Thursday, 7 May 2015

The Age of Infantilism, Part One: are we a nation of Big Babies?

One of my favourite bathroom books is Michael Bywater’s Big Babies: Why Can’t We Just Grow Up?, first published in 2006. Practically everything that has happened in the eight years since I first read the book has borne out its arguments. Here’s a lengthy segment:
I imagine myself to be a grown-up, as, presumably, do you. You think that because you negotiated puberty and developed secondary sexual characteristics, and got qualifications and opened a bank account and subjected yourself to the scrutiny of anti-terrorism laws and anti-money-laundering laws and learned to drive and got a job and perhaps a spouse and maybe children, and quite possibly even pay your taxes, you are a grown-up.
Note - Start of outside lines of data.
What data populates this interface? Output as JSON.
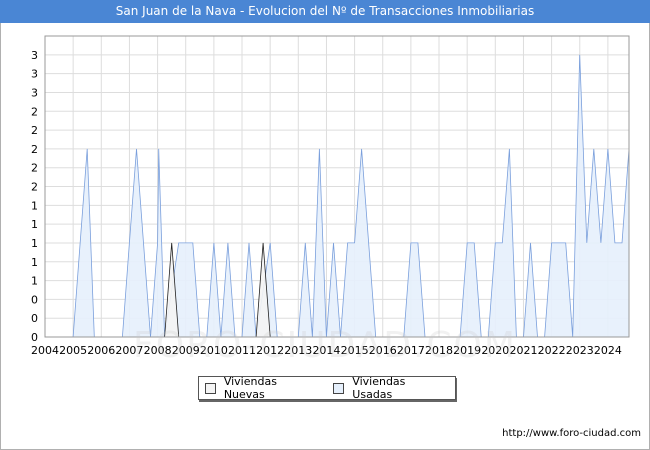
{
  "title": "San Juan de la Nava - Evolucion del Nº de Transacciones Inmobiliarias",
  "watermark": "FORO-CIUDAD.COM",
  "credit": "http://www.foro-ciudad.com",
  "colors": {
    "title_bg": "#4a86d4",
    "nuevas_fill": "#f4f4f4",
    "nuevas_line": "#222222",
    "usadas_fill": "#e6f0fc",
    "usadas_line": "#7a9fdc",
    "grid": "#dddddd"
  },
  "chart_data": {
    "type": "area",
    "x_ticks": [
      "2004",
      "2005",
      "2006",
      "2007",
      "2008",
      "2009",
      "2010",
      "2011",
      "2012",
      "2013",
      "2014",
      "2015",
      "2016",
      "2017",
      "2018",
      "2019",
      "2020",
      "2021",
      "2022",
      "2023",
      "2024"
    ],
    "y_ticks": [
      "0",
      "0",
      "0",
      "1",
      "1",
      "1",
      "1",
      "1",
      "2",
      "2",
      "2",
      "2",
      "2",
      "3",
      "3",
      "3"
    ],
    "ylim": [
      0,
      3.2
    ],
    "xlim": [
      2004,
      2024.75
    ],
    "grid": true,
    "legend_position": "bottom",
    "series": [
      {
        "name": "Viviendas Nuevas",
        "points": [
          [
            2008.25,
            0
          ],
          [
            2008.5,
            1
          ],
          [
            2008.75,
            0
          ],
          [
            2011.5,
            0
          ],
          [
            2011.75,
            1
          ],
          [
            2012.0,
            0
          ]
        ]
      },
      {
        "name": "Viviendas Usadas",
        "points": [
          [
            2005,
            0
          ],
          [
            2005.5,
            2
          ],
          [
            2005.75,
            0
          ],
          [
            2006.75,
            0
          ],
          [
            2007.0,
            1
          ],
          [
            2007.25,
            2
          ],
          [
            2007.75,
            0
          ],
          [
            2008.0,
            1
          ],
          [
            2008.04,
            2
          ],
          [
            2008.25,
            0
          ],
          [
            2008.75,
            1
          ],
          [
            2009.25,
            1
          ],
          [
            2009.5,
            0
          ],
          [
            2009.75,
            0
          ],
          [
            2010.0,
            1
          ],
          [
            2010.25,
            0
          ],
          [
            2010.5,
            1
          ],
          [
            2010.75,
            0
          ],
          [
            2011.0,
            0
          ],
          [
            2011.25,
            1
          ],
          [
            2011.5,
            0
          ],
          [
            2012.0,
            1
          ],
          [
            2012.25,
            0
          ],
          [
            2013.0,
            0
          ],
          [
            2013.25,
            1
          ],
          [
            2013.5,
            0
          ],
          [
            2013.75,
            2
          ],
          [
            2014.0,
            0
          ],
          [
            2014.25,
            1
          ],
          [
            2014.5,
            0
          ],
          [
            2014.75,
            1
          ],
          [
            2015.0,
            1
          ],
          [
            2015.25,
            2
          ],
          [
            2015.75,
            0
          ],
          [
            2016.75,
            0
          ],
          [
            2017.0,
            1
          ],
          [
            2017.25,
            1
          ],
          [
            2017.5,
            0
          ],
          [
            2018.75,
            0
          ],
          [
            2019.0,
            1
          ],
          [
            2019.25,
            1
          ],
          [
            2019.5,
            0
          ],
          [
            2019.75,
            0
          ],
          [
            2020.0,
            1
          ],
          [
            2020.25,
            1
          ],
          [
            2020.5,
            2
          ],
          [
            2020.75,
            0
          ],
          [
            2021.0,
            0
          ],
          [
            2021.25,
            1
          ],
          [
            2021.5,
            0
          ],
          [
            2021.75,
            0
          ],
          [
            2022.0,
            1
          ],
          [
            2022.5,
            1
          ],
          [
            2022.75,
            0
          ],
          [
            2023.0,
            3
          ],
          [
            2023.25,
            1
          ],
          [
            2023.5,
            2
          ],
          [
            2023.75,
            1
          ],
          [
            2024.0,
            2
          ],
          [
            2024.25,
            1
          ],
          [
            2024.5,
            1
          ],
          [
            2024.75,
            2
          ]
        ]
      }
    ]
  }
}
Sometimes, things strike you as a bit odd. It strikes you, for example, as out of kilter that between getting off the plane and reaching the outside world at London Heathrow there were, at last count, 93 notices telling you off for things you hadn't done or which it hadn't even occurred to you to do.
The plain fact is that you are being treated like a baby. You, I, all of us are on the receiving end of a sustained campaign to infantilise us: our tastes, our responses, our behaviour, our private thoughts, our decisions, our buying habits, our philosophies, our political sensibilities.
We are told what to think. We are talked down to. We are distracted with colour and movement, patronised, spoon-fed, our responses pre-empted and our autonomy eroded with a fine, rich, heavily funded contempt.
Here is a random sample of what is implicit in the assumptions that are made about all of us: 
We are unable to control our appetites;
We cannot postpone gratification;
We have little sense of self, and what we do have is deformed;
We have no articulable inner life;
We are pre- or sub-literate;
We are solipsistic;
We do not have the ability to exercise responsible autonomy;
We require constant surveillance and constant admonition;
We are potentially, if not actually, violent;
We have no social sensibilities beyond the tribal;
We have no discrimination.
(A longer version can be read on the Telegraph website, here.)

As I write this, Britons are voting in the general election. The outcome of the election will demonstrate whether this is or isn’t a terminally infantile country.  For me, whether a voter is an adult or an infant is revealed by their answer to one simple question: Did the last Labour government spend too much money?

If you answer in the affirmative, there’s at least a chance you’re a grown-up. If you’re answer is negative, you’ve been successfully infantilised.  87% of Labour candidates believe the last Labour government didn’t spend too much money.  Every SNP candidate is relaxed about the amount of money Labour squandered.

Anyone who doesn’t believe in “austerity” (which seems to mean spending a bit less than you were intending to spend before you ran out of other people's money, rather than, say, paying back a single penny of the humungous quantities of cash successive governments have borrowed) is a feckless, childish fool – a reality-denying infant.

David Starkey recently shared his opinion that despite the drugs and the numerous sexual encounters, Russell Brand was essentiaslly just a child. We’re about to find out if Britain is now officially a nation of Russell Brands.

Michael Bywaters' Big Babies can be purchased here

1 comment:

  1. So, England remains an adult country, while Scotland is still one vast kindergarten. Well done, England!